▸ The problem
The result should be every line of the listing that holds the word "JSON".

▸ Input records
——————————

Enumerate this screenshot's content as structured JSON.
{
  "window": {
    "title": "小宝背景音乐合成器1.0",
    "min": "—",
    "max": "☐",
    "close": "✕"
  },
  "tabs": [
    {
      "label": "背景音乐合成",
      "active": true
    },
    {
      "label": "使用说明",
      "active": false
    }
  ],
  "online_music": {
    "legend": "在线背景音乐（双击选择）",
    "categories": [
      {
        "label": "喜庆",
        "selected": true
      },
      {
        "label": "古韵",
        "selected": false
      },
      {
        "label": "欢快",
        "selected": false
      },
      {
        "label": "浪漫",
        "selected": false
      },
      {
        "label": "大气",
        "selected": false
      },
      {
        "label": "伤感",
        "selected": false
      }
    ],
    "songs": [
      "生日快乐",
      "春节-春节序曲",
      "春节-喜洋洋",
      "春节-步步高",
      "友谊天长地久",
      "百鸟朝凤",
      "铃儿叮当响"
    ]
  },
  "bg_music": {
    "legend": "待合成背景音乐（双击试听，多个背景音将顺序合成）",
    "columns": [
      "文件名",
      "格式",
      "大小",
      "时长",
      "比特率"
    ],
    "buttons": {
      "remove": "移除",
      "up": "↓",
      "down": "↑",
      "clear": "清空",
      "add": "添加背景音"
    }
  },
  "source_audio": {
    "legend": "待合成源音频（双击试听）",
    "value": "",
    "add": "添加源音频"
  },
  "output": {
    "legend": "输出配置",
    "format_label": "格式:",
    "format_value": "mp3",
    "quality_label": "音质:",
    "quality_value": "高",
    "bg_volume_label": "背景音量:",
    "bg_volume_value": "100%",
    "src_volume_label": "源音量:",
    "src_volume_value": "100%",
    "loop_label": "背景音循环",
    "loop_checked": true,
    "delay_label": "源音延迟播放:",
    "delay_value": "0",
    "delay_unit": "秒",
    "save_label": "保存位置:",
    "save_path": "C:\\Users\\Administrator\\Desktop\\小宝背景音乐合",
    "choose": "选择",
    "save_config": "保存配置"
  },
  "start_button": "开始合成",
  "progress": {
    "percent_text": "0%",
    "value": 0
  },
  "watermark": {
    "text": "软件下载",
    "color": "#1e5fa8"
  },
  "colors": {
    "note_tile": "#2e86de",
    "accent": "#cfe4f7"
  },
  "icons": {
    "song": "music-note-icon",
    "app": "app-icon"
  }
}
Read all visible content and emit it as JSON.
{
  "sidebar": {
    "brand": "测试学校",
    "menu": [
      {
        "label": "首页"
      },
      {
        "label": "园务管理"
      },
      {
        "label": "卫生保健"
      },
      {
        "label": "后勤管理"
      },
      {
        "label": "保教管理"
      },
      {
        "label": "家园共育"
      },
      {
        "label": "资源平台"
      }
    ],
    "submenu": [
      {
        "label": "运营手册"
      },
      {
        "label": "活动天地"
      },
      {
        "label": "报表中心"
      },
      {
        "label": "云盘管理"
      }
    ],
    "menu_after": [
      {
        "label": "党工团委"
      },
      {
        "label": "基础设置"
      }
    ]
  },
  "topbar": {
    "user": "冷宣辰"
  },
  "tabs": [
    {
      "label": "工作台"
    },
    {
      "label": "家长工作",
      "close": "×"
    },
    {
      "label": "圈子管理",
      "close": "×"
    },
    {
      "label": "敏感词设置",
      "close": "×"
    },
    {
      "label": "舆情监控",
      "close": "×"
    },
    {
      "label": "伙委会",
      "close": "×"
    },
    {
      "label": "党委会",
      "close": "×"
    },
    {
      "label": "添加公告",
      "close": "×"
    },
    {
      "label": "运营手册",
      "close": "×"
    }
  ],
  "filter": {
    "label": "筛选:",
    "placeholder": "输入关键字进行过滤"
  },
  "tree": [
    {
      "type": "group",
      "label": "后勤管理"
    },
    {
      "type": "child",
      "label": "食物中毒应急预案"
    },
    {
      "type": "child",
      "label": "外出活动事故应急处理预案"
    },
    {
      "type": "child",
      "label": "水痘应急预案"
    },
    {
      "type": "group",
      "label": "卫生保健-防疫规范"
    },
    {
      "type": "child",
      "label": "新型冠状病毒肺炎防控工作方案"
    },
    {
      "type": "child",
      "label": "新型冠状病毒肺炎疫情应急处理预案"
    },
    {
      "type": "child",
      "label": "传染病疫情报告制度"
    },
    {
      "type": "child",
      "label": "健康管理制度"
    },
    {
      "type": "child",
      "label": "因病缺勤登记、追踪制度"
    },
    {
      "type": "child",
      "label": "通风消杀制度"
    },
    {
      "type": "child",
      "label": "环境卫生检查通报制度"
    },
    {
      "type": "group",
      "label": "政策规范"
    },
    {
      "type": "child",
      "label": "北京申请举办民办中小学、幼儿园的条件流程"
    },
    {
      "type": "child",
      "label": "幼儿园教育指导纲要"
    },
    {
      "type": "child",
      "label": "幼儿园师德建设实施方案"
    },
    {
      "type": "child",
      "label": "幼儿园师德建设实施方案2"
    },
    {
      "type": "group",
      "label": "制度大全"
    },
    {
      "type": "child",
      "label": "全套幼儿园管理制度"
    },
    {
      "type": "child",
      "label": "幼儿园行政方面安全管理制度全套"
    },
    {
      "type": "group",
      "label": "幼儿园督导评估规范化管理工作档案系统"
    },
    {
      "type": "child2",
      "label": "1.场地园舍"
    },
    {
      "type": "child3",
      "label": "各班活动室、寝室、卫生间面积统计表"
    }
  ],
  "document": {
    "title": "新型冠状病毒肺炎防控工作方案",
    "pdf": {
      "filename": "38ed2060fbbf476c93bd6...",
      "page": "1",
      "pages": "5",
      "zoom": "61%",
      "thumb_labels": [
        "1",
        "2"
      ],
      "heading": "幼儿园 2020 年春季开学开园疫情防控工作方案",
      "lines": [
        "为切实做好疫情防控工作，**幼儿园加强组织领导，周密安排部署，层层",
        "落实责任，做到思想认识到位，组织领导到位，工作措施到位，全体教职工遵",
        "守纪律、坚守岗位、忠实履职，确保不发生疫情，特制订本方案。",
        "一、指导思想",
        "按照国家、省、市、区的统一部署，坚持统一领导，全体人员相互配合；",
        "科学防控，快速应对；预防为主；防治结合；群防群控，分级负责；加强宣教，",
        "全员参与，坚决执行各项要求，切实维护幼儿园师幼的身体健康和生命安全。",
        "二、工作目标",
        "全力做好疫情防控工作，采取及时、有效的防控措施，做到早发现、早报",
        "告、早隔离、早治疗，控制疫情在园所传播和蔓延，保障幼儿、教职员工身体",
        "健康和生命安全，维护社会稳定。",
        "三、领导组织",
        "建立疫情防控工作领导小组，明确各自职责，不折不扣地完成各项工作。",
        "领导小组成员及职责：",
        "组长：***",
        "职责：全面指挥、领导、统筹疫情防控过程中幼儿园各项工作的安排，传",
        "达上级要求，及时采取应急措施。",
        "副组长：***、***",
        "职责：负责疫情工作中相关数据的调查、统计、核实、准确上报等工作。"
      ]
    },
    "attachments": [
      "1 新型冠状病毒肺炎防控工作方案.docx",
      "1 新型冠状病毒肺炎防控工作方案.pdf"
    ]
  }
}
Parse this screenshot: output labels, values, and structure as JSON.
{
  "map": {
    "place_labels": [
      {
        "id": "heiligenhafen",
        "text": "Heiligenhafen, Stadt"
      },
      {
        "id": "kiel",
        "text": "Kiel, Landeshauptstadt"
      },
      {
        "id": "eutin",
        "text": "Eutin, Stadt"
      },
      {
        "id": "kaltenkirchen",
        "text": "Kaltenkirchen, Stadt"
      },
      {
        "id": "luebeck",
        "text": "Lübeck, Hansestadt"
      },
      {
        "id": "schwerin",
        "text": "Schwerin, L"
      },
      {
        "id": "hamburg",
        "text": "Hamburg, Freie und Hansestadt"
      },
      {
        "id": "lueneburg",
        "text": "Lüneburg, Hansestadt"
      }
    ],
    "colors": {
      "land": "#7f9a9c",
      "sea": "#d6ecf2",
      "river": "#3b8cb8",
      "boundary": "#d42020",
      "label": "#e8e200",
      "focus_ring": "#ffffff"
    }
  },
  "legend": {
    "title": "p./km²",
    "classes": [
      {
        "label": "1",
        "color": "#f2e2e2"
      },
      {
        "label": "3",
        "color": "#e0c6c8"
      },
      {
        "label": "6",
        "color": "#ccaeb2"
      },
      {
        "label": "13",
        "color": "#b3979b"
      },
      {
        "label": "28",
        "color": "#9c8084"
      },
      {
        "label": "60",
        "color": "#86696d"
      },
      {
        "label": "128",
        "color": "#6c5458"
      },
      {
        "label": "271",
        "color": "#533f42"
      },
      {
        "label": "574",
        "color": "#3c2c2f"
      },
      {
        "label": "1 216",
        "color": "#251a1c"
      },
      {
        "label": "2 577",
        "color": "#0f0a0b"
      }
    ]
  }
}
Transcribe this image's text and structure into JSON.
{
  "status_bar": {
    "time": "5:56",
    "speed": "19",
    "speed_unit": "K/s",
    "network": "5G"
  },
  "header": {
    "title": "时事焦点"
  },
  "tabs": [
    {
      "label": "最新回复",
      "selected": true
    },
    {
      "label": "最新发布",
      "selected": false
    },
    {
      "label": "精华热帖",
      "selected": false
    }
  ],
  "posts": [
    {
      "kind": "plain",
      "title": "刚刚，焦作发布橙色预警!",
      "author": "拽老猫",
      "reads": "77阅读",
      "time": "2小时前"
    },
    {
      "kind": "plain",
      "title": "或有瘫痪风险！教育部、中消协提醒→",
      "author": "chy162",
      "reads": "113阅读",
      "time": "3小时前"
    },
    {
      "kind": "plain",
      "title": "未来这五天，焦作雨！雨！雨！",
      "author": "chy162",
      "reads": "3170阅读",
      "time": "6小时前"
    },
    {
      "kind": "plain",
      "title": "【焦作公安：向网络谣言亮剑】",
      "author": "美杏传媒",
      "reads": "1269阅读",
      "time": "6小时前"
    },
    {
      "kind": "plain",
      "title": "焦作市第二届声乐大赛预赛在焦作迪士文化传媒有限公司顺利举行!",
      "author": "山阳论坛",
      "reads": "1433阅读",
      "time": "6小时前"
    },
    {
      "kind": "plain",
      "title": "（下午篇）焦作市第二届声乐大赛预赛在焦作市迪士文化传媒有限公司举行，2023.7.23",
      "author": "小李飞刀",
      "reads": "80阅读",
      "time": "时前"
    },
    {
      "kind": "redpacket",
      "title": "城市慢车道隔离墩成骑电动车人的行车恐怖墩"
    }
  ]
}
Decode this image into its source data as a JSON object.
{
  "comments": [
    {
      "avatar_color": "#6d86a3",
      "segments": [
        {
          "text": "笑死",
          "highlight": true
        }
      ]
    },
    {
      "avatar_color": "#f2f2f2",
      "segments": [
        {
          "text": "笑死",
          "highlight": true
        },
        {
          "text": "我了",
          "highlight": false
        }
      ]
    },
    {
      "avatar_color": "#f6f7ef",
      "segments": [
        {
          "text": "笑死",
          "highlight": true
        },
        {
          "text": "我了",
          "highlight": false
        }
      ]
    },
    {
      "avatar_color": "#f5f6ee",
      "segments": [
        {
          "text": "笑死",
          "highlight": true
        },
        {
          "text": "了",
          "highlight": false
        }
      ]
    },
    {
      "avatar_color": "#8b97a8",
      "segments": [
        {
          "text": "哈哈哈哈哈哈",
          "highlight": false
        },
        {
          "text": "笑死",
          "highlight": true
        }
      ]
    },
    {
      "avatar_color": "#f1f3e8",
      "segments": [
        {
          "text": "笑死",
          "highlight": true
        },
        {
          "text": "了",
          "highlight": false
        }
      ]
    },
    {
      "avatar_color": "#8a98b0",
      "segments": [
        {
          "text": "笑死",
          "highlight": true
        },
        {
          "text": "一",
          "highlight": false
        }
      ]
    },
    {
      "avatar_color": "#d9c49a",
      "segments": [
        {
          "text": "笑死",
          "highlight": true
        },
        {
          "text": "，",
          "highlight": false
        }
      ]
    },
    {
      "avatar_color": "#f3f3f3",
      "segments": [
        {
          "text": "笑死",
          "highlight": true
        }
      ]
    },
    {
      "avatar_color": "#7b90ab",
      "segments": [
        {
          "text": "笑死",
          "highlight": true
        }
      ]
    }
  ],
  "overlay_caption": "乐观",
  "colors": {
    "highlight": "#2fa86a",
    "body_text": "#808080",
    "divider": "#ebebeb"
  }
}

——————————

▸ Solution to this exercise
Enumerate this screenshot's content as structured JSON.
Read all visible content and emit it as JSON.
Parse this screenshot: output labels, values, and structure as JSON.
Transcribe this image's text and structure into JSON.
Decode this image into its source data as a JSON object.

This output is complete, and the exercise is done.